REQUIRED ACTION: Find every line in the records that holds the string "time". Copy each one.

===

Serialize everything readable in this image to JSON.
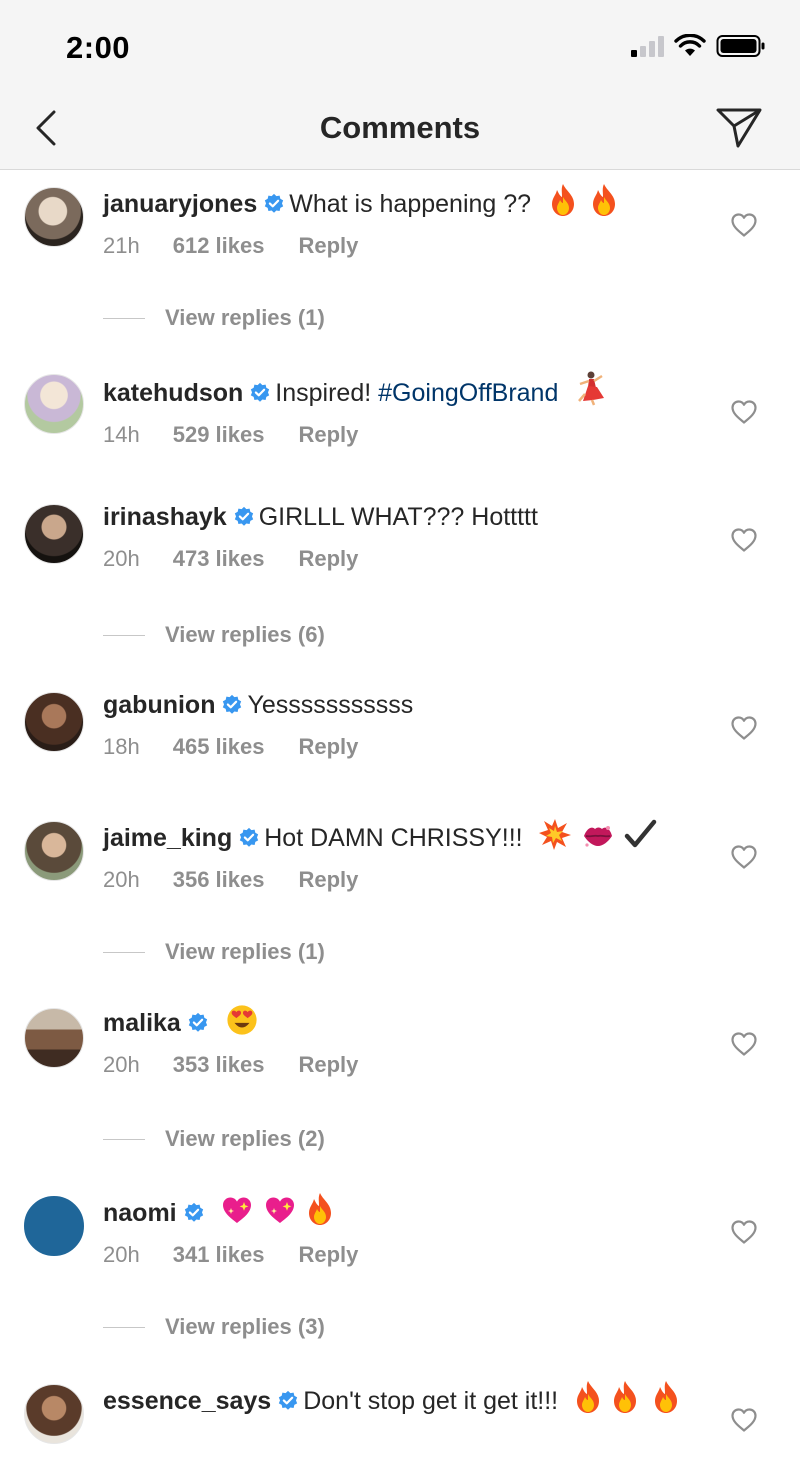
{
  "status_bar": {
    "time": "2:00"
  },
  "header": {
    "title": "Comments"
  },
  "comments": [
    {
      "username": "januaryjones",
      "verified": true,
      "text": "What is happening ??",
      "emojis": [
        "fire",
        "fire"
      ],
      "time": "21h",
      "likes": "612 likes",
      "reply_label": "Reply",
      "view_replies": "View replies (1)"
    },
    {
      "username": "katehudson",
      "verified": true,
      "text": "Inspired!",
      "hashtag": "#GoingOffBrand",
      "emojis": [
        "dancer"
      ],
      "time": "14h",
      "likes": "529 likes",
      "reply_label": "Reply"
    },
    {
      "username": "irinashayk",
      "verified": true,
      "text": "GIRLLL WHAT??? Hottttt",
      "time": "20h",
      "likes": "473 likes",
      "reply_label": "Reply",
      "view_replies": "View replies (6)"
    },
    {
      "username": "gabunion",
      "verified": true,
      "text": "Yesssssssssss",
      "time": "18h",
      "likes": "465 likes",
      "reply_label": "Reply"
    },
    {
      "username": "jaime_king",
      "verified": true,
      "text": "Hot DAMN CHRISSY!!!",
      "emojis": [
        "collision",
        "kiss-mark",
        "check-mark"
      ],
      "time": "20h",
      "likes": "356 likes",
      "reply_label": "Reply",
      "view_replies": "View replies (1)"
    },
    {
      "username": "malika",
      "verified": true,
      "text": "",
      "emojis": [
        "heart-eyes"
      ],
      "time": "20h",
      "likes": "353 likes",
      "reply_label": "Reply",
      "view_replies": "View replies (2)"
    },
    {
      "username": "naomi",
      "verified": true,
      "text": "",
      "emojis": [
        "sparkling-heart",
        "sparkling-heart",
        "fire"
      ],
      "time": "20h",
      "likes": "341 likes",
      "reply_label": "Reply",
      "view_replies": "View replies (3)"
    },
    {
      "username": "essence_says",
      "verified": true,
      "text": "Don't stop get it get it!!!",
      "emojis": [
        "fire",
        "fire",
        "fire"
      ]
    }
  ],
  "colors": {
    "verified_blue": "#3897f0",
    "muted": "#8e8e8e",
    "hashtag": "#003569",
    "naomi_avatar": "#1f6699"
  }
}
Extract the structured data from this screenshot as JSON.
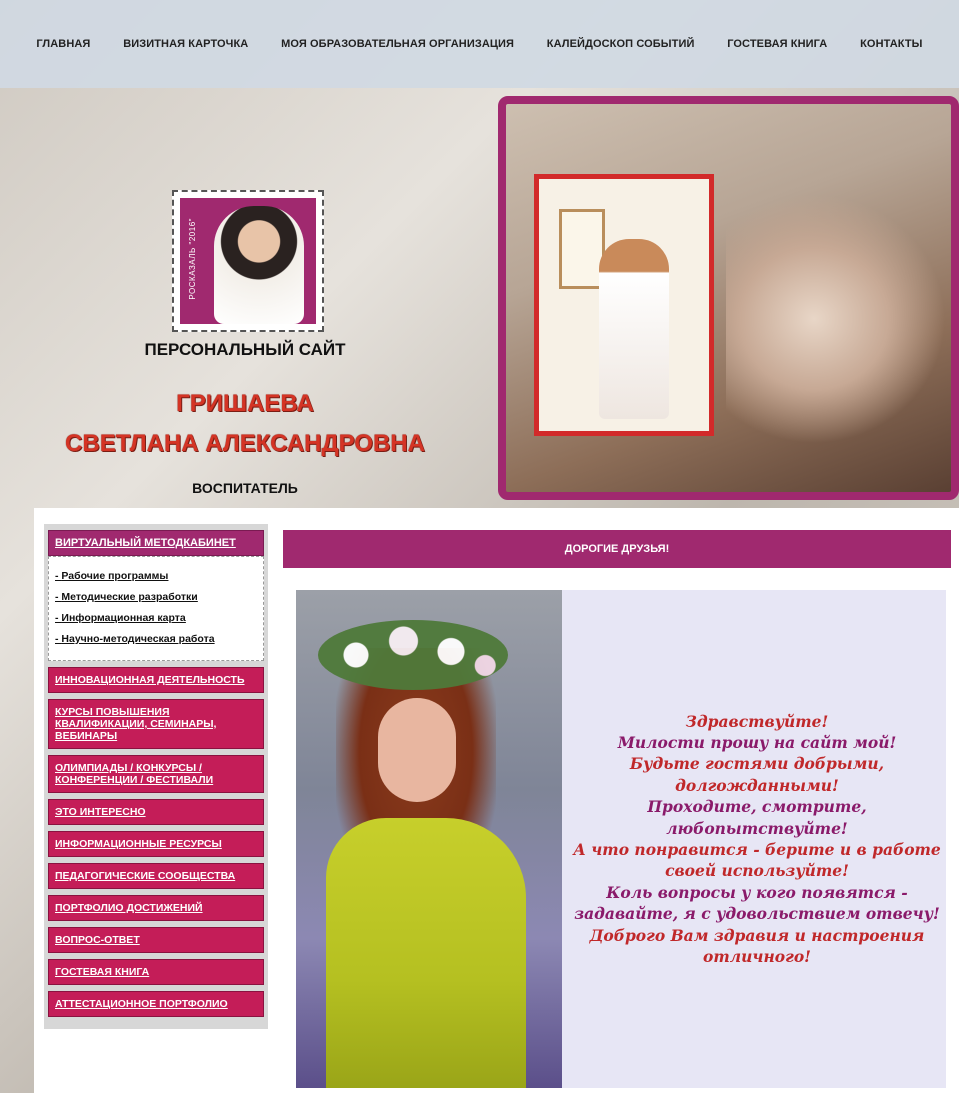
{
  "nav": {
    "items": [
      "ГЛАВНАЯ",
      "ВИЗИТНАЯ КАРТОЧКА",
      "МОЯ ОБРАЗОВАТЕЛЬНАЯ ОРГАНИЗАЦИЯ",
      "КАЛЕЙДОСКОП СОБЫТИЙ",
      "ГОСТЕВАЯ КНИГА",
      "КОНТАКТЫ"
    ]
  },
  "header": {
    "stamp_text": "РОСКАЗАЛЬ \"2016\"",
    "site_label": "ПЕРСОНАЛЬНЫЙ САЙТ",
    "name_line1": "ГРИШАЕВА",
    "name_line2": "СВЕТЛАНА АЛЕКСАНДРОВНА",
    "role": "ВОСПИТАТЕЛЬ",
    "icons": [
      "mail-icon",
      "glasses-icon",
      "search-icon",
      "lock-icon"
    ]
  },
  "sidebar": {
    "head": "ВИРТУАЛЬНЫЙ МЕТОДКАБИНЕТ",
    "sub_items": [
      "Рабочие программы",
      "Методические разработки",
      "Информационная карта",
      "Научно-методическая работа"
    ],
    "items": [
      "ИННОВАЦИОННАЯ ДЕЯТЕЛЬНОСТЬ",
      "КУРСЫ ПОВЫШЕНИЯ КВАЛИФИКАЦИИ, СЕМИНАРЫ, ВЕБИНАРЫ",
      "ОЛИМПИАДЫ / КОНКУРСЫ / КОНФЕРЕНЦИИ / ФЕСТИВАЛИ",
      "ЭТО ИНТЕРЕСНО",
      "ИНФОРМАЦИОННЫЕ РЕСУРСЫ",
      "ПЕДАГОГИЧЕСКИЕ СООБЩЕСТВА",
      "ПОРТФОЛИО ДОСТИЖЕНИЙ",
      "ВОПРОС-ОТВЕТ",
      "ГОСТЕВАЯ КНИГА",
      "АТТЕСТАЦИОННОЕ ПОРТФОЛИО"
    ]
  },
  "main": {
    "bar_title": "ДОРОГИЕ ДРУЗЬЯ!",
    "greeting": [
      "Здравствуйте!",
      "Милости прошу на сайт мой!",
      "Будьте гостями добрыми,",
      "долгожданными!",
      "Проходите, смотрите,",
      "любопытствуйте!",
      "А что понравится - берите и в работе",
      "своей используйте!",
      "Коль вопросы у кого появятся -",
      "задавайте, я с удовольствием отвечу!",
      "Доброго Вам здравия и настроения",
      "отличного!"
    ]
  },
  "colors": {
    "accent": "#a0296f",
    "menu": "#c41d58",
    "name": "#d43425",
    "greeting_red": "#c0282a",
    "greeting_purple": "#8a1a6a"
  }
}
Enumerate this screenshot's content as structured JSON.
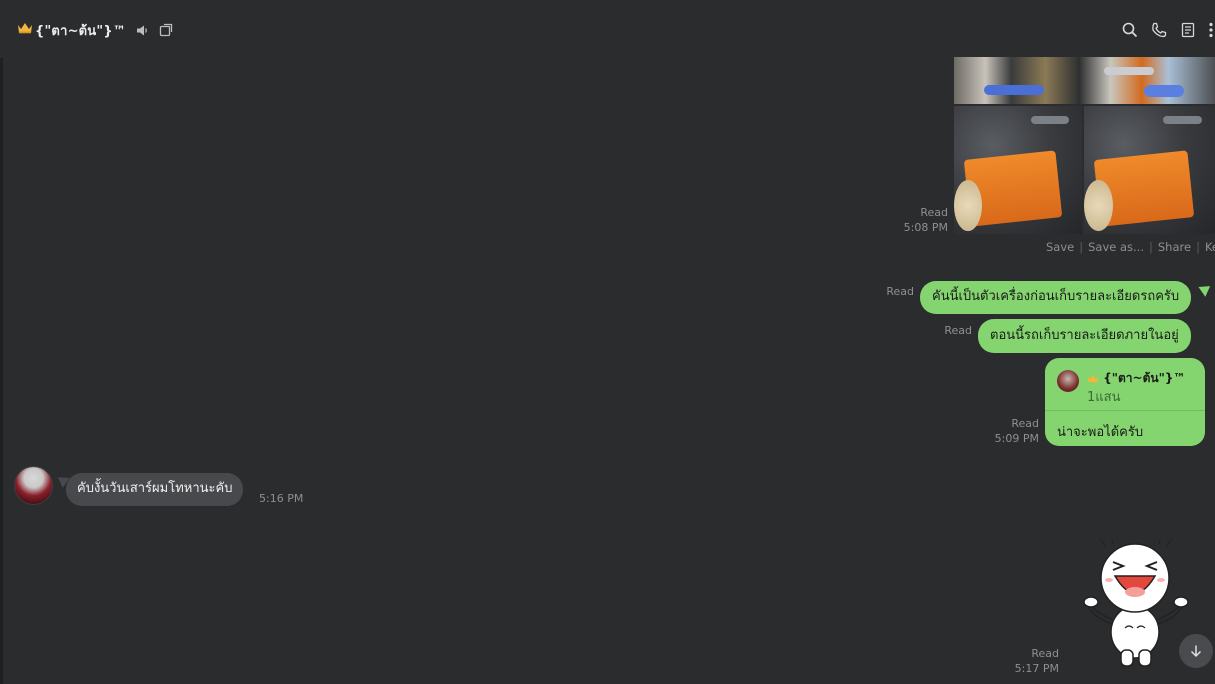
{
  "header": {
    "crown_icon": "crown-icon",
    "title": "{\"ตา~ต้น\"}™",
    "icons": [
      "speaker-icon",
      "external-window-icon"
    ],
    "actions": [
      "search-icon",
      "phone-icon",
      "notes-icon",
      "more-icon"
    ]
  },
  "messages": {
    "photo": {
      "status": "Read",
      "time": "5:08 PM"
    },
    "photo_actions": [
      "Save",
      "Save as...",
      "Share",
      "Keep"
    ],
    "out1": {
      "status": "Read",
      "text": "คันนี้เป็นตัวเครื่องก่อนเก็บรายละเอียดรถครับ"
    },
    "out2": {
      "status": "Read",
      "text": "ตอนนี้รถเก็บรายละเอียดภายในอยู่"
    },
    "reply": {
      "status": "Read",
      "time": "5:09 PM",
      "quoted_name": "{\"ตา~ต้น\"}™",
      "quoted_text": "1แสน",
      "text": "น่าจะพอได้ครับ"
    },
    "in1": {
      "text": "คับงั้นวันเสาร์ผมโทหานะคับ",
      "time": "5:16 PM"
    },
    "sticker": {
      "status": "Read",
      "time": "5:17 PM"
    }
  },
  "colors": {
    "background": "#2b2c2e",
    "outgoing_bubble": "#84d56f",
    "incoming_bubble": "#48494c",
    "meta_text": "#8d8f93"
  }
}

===

TASK RESULT:
    "time": "2:00"
      "time": "21h",
      "time": "14h",
      "time": "20h",
      "time": "18h",
      "time": "20h",
      "time": "20h",
      "time": "20h",
      "time": "5:08 PM"
      "time": "5:09 PM",
      "time": "5:16 PM"
      "time": "5:17 PM"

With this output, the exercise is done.